- May 16, 2016
- Posted by: Health Care Payment Learning & Action Network
- Category: Blog
Health care payment systems are undergoing a dramatic transformation, shifting away from traditional fee-for-service models and toward those that better reward providers for the quality of care they deliver to their patients, rather than the volume. One of the vehicles driving this change has been the emergence of Alternative Payment Models (APMs). These APMs are transforming how payers and providers work together, because they require mutually agreed-upon goals and collaborative efforts to achieve cost and quality targets.
On the spectrum of APMs, population-based payment (PBP) models are the most comprehensive. A key strategy for moving from volume to value, these models reward providers for meeting population-level targets. The core premise of a PBP model is that providers are accountable for patient-centric care for a specific population over a fixed timeframe and across the full continuum of care.
PBP models reside in Categories 3 and 4 of the APM Framework developed by the LAN’s Alternative Payment Model Framework and Progress Tracking Work Group. PBP models in both categories hold providers accountable for the full continuum of patient care, from preventive to end-of-life care.
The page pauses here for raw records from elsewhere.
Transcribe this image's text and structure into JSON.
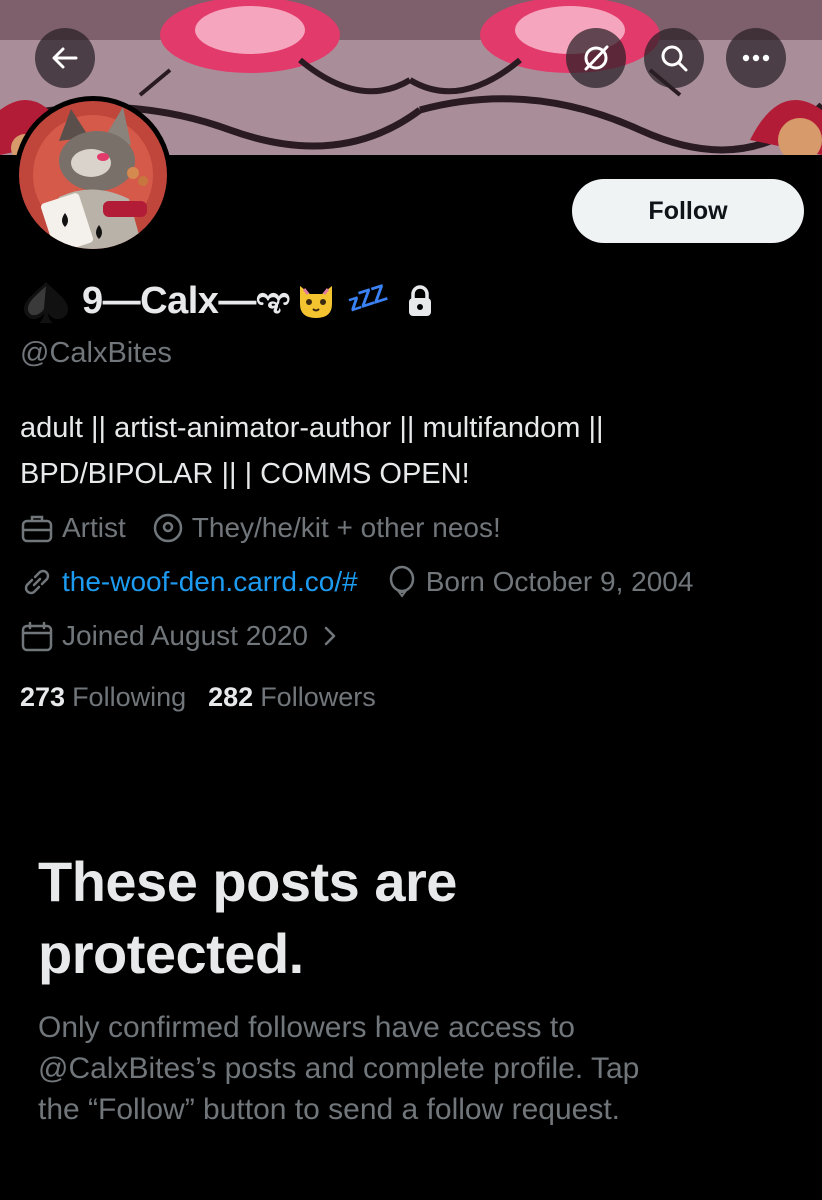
{
  "header": {
    "icons": [
      "back-arrow-icon",
      "meta-ai-icon",
      "search-icon",
      "more-icon"
    ]
  },
  "profile": {
    "follow_label": "Follow",
    "display_name": "9—Calx—ಞ",
    "emoji_suffix": [
      "cat-face",
      "zzz",
      "lock"
    ],
    "zzz_text": "zZZ",
    "handle": "@CalxBites",
    "bio_line1": "adult || artist-animator-author || multifandom ||",
    "bio_line2": "BPD/BIPOLAR || | COMMS OPEN!",
    "category": "Artist",
    "location": "They/he/kit + other neos!",
    "website": "the-woof-den.carrd.co/#",
    "birthday": "Born October 9, 2004",
    "joined": "Joined August 2020",
    "following_count": "273",
    "following_label": "Following",
    "followers_count": "282",
    "followers_label": "Followers"
  },
  "protected": {
    "title_line1": "These posts are",
    "title_line2": "protected.",
    "desc_line1": "Only confirmed followers have access to",
    "desc_line2": "@CalxBites’s posts and complete profile. Tap",
    "desc_line3": "the “Follow” button to send a follow request."
  },
  "colors": {
    "background": "#000000",
    "text": "#e7e9ea",
    "secondary": "#71767b",
    "link": "#1d9bf0",
    "follow_bg": "#eff3f4",
    "zzz": "#3b82f6"
  }
}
The models are structured in a way that encourage providers to deliver high-quality, well-coordinated, person-centered care within a defined population-based budget.
Aligning payer principles and practices
To make these wins a reality, alignment among public and private payers on principles, practices, and key elements of methodology, when possible, will help to make participation in PBP models an attractive proposition for providers. Alignment should alleviate a pressing provider problem, namely, the administrative burden of responding to the varying requirements of multiple payer models. Unfortunately, differences in the ways the elements of PBP models are implemented in the public and private sectors—and even within a single market—vary considerably and often lack alignment. The resulting administrative burden is distracting and without value to the patients these models serve. the LAN’s PBP Work Group is addressing four priority areas essential to accelerating adoption of PBP models: patient attribution, financial benchmarking, data sharing, and performance measurement. By developing a multi-stakeholder approach, the PBP Work Group hopes to increase the adoption and long-term success of PBP models by ensuring payers and providers are working together to identify and address barriers to implementation.
Attributing patients to providers
Patient attribution, the process of identifying the population that a provider organization is agreeing to be accountable for, is a fundamental element of PBP models that makes it possible for the provider organization to proactively and effectively manage care and costs for the covered population. When it is available, patient self-reported information about the provider they consider to be their regular personal doctor should be considered the gold standard for attribution. However, if patient self-reported information is unavailable, empirical evidence strongly supports the accuracy of attribution through careful and systematic use of claims or encounter data. The PBP Work Group’s Patient Attribution White Paper highlights ten recommendations to guide the attribution process.
Assessing financial benchmarks
Setting appropriate benchmarks in a PBP model is essential to their success. These benchmarks need to reflect the priorities of purchasers, payers, patients, and communities to reduce health care spending in a timely manner and a realistic assessment of the pace at which providers can make the changes needed. Establishing and maintaining financial benchmarks, while important to all stakeholders, requires a fundamentally different relationship between payers and providers. At the outset, the need for transparency and trust between both groups is paramount. Both must have a mutual understanding of risk-sharing parameters and the target of the financial benchmark, as well as the ability to adapt to unforeseen events, such as the approval of a new blockbuster drug.
The PBP Work Group’s Financial Benchmarking White Paper provides a blueprint for establishing and updating financial benchmarks in PBP models, with a discussion of approaches to risk adjustment. We recommend payers and providers create a shared goal to move away from historic provider benchmarks to regional and, ultimately, national benchmarks over a period of time. One issue for consideration is the time it takes to converge on a regional or national benchmark. During that time, provider organizations may succeed, improve, or fail based on performance. Meeting the financial benchmark is one measure of success.
PBP Work Group members recently released a draft Performance Measurement White Paper and are developing a draft Data Sharing White Paper. The draft Performance Measurement White Paper is open for public comment through May 23. Together, the recommendations in the Work Group’s papers provide a solid foundation to address key barriers to accelerating PBP model adoption. As providers and payers reinvent their relationship and reinvest in effective and sustainable ways to serve their shared constituencies, PBP models can deliver on their promise of high-value, patient-centric care.
Please note that guest blogs from Guiding Committee and Work Group members represent the views of the individual authors and do not represent official positions of the Guiding Committee, Work Groups, CAMH, or CMS.
Glenn Steele, Jr.
Mr. Steele serves as co-chair of the Health Care Payment Learning & Action Network’s Population-Based Payment Work Group. He is Chairman of xG Health Solutions, an independently operated venture launched by Geisinger Health System to help health care organizations create value and improve quality by leveraging Geisinger intellectual property and expertise on issues such as population-health data analytics, care management, and health information technology.